- **Information supplied**

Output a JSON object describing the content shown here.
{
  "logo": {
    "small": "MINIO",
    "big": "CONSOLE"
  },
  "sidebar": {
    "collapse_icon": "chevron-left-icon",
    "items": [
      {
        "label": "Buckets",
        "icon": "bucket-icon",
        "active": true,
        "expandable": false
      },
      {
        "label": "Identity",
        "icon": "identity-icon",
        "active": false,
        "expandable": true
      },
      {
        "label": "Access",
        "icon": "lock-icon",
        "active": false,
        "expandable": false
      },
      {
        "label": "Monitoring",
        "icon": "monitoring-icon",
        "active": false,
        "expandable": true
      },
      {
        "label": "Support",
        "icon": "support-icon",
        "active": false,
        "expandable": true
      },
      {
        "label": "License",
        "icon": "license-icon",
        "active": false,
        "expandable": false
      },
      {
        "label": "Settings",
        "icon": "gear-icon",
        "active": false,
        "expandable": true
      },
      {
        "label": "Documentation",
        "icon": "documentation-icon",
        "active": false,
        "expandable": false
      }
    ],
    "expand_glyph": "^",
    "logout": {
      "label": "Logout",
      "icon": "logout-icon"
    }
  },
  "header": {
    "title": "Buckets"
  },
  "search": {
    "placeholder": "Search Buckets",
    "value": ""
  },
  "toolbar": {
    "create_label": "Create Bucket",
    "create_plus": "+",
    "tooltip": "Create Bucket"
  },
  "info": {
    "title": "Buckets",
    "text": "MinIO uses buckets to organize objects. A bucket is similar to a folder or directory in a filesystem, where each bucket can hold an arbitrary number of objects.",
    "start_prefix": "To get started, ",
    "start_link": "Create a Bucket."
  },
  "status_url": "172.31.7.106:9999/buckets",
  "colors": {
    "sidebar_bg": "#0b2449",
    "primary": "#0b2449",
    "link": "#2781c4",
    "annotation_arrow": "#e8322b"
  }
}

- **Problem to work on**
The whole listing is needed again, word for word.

- **Solution for this task**
Output a JSON object describing the content shown here.
{
  "logo": {
    "small": "MINIO",
    "big": "CONSOLE"
  },
  "sidebar": {
    "collapse_icon": "chevron-left-icon",
    "items": [
      {
        "label": "Buckets",
        "icon": "bucket-icon",
        "active": true,
        "expandable": false
      },
      {
        "label": "Identity",
        "icon": "identity-icon",
        "active": false,
        "expandable": true
      },
      {
        "label": "Access",
        "icon": "lock-icon",
        "active": false,
        "expandable": false
      },
      {
        "label": "Monitoring",
        "icon": "monitoring-icon",
        "active": false,
        "expandable": true
      },
      {
        "label": "Support",
        "icon": "support-icon",
        "active": false,
        "expandable": true
      },
      {
        "label": "License",
        "icon": "license-icon",
        "active": false,
        "expandable": false
      },
      {
        "label": "Settings",
        "icon": "gear-icon",
        "active": false,
        "expandable": true
      },
      {
        "label": "Documentation",
        "icon": "documentation-icon",
        "active": false,
        "expandable": false
      }
    ],
    "expand_glyph": "^",
    "logout": {
      "label": "Logout",
      "icon": "logout-icon"
    }
  },
  "header": {
    "title": "Buckets"
  },
  "search": {
    "placeholder": "Search Buckets",
    "value": ""
  },
  "toolbar": {
    "create_label": "Create Bucket",
    "create_plus": "+",
    "tooltip": "Create Bucket"
  },
  "info": {
    "title": "Buckets",
    "text": "MinIO uses buckets to organize objects. A bucket is similar to a folder or directory in a filesystem, where each bucket can hold an arbitrary number of objects.",
    "start_prefix": "To get started, ",
    "start_link": "Create a Bucket."
  },
  "status_url": "172.31.7.106:9999/buckets",
  "colors": {
    "sidebar_bg": "#0b2449",
    "primary": "#0b2449",
    "link": "#2781c4",
    "annotation_arrow": "#e8322b"
  }
}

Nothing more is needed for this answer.